“Rural municipal landowners have been keeping a watchful eye over their land for years because the risk of crime happening and going unnoticed in remote areas is a reality they live with,” says Ray Orb, SARM president. “So this idea of a Rural Crime Watch Association is exactly what we need for our residents. The only way we will find success with our recently established Saskatchewan Rural Crime Watch Association (SRCWA) is by members joining together to volunteer.”
SARM’s call to action is for more residents in 296 RMs to join as volunteers with local crime watch groups. Rural municipalities have struggled with criminal activity for years, with little to no support available due to the vast and remote nature of these areas.
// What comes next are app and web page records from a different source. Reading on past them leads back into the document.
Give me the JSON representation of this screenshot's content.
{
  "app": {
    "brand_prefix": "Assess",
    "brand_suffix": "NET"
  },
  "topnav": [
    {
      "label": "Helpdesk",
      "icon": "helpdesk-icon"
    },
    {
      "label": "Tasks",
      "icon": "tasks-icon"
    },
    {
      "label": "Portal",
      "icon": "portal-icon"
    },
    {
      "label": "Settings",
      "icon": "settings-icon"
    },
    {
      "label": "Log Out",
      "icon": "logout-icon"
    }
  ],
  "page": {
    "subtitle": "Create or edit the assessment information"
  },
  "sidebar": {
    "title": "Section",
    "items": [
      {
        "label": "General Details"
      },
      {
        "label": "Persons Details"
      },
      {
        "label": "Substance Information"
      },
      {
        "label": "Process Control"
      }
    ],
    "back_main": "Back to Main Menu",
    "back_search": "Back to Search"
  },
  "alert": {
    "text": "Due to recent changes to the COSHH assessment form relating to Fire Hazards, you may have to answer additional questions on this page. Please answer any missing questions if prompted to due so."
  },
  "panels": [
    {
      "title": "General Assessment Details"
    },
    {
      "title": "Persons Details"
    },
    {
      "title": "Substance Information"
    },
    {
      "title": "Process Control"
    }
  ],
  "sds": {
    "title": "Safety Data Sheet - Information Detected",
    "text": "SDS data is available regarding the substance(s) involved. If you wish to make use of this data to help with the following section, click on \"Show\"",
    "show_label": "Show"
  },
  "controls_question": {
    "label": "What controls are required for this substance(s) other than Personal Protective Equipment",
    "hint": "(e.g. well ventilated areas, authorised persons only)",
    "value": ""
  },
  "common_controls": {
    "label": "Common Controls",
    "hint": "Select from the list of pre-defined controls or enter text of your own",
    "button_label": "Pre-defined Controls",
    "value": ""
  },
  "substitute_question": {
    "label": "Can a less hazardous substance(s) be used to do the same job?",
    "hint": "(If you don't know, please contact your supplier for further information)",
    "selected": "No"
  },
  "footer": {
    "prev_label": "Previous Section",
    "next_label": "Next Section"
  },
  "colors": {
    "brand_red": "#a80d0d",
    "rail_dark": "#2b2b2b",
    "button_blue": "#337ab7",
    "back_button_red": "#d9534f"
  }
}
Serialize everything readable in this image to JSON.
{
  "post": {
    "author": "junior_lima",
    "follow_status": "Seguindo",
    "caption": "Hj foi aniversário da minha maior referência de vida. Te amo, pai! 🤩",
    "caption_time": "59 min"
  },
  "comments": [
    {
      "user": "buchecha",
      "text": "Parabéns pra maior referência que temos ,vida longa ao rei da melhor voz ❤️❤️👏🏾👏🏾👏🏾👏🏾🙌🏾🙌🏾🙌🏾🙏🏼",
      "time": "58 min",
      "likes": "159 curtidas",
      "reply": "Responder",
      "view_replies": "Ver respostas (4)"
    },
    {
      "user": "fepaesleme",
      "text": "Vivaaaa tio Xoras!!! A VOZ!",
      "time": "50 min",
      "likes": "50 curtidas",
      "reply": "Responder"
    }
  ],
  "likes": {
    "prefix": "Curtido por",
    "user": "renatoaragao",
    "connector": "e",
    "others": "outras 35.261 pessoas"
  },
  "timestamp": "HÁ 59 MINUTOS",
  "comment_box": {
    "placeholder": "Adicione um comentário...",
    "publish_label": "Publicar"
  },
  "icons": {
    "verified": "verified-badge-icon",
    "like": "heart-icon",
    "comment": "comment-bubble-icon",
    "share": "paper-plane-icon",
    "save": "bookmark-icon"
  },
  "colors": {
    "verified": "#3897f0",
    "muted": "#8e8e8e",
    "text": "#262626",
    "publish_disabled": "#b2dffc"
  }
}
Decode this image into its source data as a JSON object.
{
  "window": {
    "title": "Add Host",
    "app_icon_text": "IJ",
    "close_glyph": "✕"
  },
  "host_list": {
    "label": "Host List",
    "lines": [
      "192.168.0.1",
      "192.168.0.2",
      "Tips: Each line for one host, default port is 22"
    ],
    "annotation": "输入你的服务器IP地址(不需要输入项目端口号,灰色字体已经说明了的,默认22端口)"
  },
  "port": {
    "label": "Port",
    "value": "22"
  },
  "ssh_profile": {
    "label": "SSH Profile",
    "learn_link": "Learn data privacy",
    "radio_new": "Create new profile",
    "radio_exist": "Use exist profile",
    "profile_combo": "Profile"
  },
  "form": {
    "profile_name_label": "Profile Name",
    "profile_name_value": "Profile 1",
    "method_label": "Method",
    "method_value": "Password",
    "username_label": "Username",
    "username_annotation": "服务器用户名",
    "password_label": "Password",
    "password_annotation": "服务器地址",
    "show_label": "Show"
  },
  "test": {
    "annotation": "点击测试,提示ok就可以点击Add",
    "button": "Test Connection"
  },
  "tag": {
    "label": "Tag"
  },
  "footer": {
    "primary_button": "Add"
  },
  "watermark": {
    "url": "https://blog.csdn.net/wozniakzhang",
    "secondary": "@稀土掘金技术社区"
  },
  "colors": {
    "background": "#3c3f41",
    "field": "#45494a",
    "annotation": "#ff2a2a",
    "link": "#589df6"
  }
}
If more rural residents and landowners volunteered to join a local crime watch group it could lead to the prevention of criminal activity by providing a seamless network of eyes and ears for our police agencies to act.
“It’s as simple as taking a ride with a neighbour to check the land, watching for suspicious vehicles and activities while out in your yard, using a member call list or “What’s App” to report suspicious behavior in the neighborhood,” shares Tim Brodt, Saskatchewan Rural Crime Watch Association President.
Statistics show that areas with organized crime watch programs tend to have a significant reduction in criminal activity, including theft of equipment and grain, vandalism, dumping of garbage, trespassing, break-ins, and cattle rustling. “Rural municipalities have the opportunity to band together for a collective goal of community safety. This is a long time coming and we are happy to see this collaboration working in our RMs. Stepping up and representing rural Saskatchewan won’t take up a lot of your time and it’s a necessity in preventing rural crime.” says Ray Orb.
This newly formed collaboration is under way with SARM, but the call for more of members to join the initiative continues. Volunteers work together in their RMs to report suspicious activity immediately to the RCMP or 911. The need for volunteers shouldn’t go unnoticed, RMs need these volunteers’ knowledge of the land and their eyes and ears for local police when they may not be in their area.